  1. Dave Stubbs April 15, 2022 at 9:11 am #

    This could be the findings of dozens of local authorities and yet there remains no political criticism from Ofsted or politiciansin the face of a national crisis.
    A completely invisible profession which nationally employs enormous numbers of professionals in public service without a voice!

    • Kim Scragg April 16, 2022 at 2:27 pm #

      No acknowledgement that the rate of social workers leaving the service is at an all time high .

    • Mark April 17, 2022 at 10:47 pm #

      Couldnt agree more Dave. It’s a tireless task that sees most of the experienced staff leave due to the overbearing style of many managers. The future generations probably wont still the 20 odd years some of us have.

      How the children and vulnerable adults of the future will be supported who only knows….

      As for me, I hope to leave the predominantly bullying environment of social work, the 50 hours a week you generally have to work (with the additional hours unpaid), and the lack of management support (despite what most may offer).

      Hopefully those coming in will get a better working culture I somehow doubt it though……

  2. Alec Fraher April 17, 2022 at 5:57 pm #

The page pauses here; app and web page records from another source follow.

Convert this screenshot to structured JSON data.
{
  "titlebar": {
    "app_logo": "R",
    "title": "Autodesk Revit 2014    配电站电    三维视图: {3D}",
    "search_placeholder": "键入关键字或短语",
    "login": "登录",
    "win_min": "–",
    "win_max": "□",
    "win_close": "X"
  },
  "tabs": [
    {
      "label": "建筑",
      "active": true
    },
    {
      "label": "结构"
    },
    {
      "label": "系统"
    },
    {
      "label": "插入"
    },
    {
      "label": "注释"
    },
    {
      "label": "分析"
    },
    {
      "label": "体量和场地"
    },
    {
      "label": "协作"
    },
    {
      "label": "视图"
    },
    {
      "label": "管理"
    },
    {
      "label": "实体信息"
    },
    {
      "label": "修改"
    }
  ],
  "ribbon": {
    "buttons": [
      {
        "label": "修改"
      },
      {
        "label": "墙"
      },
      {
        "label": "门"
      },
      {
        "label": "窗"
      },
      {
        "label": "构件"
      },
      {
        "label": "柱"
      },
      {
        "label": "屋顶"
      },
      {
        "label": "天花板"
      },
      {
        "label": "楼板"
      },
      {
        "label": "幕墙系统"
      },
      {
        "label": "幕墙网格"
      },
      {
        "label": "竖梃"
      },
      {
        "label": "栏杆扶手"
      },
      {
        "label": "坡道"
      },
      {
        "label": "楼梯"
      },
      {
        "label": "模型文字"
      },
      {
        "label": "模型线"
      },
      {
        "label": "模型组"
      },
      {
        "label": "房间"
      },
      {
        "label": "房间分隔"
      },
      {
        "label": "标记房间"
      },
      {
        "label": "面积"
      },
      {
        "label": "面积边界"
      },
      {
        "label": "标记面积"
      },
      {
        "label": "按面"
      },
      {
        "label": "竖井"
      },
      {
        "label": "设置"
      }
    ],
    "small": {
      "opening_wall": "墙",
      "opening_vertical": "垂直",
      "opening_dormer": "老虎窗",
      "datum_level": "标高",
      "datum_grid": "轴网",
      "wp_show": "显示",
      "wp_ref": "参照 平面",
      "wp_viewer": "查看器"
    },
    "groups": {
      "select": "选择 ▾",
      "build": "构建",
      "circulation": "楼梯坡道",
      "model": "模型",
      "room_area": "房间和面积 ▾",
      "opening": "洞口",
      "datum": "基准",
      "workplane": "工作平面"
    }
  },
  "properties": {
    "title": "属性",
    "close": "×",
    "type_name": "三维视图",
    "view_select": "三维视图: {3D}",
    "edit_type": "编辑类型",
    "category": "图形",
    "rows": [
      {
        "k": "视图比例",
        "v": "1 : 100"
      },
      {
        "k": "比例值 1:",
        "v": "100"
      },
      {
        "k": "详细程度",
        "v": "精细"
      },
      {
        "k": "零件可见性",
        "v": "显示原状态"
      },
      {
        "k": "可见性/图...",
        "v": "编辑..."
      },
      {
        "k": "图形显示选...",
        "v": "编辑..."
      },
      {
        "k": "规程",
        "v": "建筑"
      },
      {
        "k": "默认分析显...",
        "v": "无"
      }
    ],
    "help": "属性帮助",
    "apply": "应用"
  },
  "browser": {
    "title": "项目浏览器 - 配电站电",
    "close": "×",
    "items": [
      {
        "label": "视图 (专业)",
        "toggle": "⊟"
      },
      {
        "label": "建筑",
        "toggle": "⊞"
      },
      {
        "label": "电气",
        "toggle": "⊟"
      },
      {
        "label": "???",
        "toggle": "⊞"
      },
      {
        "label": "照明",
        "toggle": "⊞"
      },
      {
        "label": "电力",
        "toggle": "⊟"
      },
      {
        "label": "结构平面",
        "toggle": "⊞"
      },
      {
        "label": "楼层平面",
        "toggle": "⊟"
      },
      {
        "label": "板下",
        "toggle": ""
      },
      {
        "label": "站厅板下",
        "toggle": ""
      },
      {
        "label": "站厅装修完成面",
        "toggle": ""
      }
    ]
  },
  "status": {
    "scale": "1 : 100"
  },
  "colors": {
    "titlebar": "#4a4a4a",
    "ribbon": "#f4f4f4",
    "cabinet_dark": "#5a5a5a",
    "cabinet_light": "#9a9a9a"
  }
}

    The tenor of this echoes that of the managerialistic drive against LA Drug and Alcohol teams, blindly pushed home by the, then, National Treatment Agency, in the noughties.

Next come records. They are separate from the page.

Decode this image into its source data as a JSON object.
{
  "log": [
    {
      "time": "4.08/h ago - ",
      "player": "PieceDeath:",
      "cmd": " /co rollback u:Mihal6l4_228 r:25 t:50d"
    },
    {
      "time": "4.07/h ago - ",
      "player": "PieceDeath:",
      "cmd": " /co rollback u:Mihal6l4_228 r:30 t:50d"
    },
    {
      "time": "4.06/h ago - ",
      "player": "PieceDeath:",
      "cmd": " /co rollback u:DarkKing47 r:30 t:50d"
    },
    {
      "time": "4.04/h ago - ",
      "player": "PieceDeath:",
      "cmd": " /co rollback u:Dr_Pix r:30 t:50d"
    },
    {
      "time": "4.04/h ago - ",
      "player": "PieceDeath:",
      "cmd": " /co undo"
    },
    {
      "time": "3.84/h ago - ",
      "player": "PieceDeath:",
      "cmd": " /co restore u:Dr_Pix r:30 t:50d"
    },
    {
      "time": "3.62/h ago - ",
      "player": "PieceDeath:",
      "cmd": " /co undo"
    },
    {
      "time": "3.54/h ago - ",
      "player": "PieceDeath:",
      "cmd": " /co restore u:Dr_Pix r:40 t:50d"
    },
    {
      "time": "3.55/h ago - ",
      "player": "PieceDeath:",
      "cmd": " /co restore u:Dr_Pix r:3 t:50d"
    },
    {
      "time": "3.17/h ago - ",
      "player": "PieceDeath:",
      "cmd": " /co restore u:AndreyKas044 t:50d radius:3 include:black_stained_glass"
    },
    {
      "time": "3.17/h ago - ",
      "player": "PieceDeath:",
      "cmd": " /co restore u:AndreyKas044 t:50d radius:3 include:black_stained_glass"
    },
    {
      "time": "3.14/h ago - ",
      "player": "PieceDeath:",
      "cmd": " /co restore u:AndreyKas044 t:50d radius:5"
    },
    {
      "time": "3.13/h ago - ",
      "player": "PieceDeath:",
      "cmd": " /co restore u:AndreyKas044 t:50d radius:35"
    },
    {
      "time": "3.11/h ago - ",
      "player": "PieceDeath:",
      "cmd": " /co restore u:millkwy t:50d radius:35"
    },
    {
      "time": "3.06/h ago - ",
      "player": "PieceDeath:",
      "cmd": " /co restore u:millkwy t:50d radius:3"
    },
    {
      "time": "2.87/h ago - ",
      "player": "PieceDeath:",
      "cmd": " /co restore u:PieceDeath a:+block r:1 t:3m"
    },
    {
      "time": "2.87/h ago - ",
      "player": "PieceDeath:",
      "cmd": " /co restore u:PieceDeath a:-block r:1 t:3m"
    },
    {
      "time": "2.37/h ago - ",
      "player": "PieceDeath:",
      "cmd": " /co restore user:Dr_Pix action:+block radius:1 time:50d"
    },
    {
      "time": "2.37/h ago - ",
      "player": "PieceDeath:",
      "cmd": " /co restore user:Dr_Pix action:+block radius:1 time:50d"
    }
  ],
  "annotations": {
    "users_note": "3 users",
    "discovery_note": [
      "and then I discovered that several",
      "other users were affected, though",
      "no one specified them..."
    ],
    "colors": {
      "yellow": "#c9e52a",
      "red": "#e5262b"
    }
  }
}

    Bullying and sanctions don’t work.

    Designed, methodologically speaking, to purposefully undermine Council control of the budget and spending decisions on welfare; in favour of the hub model favoured by a commercially orientation developed in the US; crucially failing outright to handle the underlying employment, data protection obligations and subverting the duties owed by the State to local residents. It is a form of democratic deficiency and dereliction the sole purpose of which is to create a pseudo market environment.

    For cpd see the work of Erin Fraher, on integration; Denis Lawton and Andrew Gamble on the right wing drift in UK Education since the 1990s.

    Councils are increasingly at odds with themselves; creating the conditions for the very harm it is their duty to protect against. Children’s Advocates are silent. Why. Where’s the class actions.

    Voids will continue to be found until Councils relinquish, by attrition, their responsibility for children’s services. In May 2007 Solace were clearly minded to let go of as much of their welfare duties, despite the risks of knowingly ushering in increased democratic deficiencies.

    The agenda is integration and back door privitisation come what may.

    LASSA is dead, no?

  3. Pandora April 18, 2022 at 12:26 pm #

    Because they never learn the lessons. Over a decade ago St Helens went against neighbouring authorities’ pay grading review and kept their pay structure well below what others offered (interestingly at AD and DCS level pay was competitive). I understand there is still an ex gratias payment for some grades which can be rescinded at any time – who would sign up for this? . Addressing this is the starting point. Take a leaf out of Wirral’s book – they had the same issues until they got a grip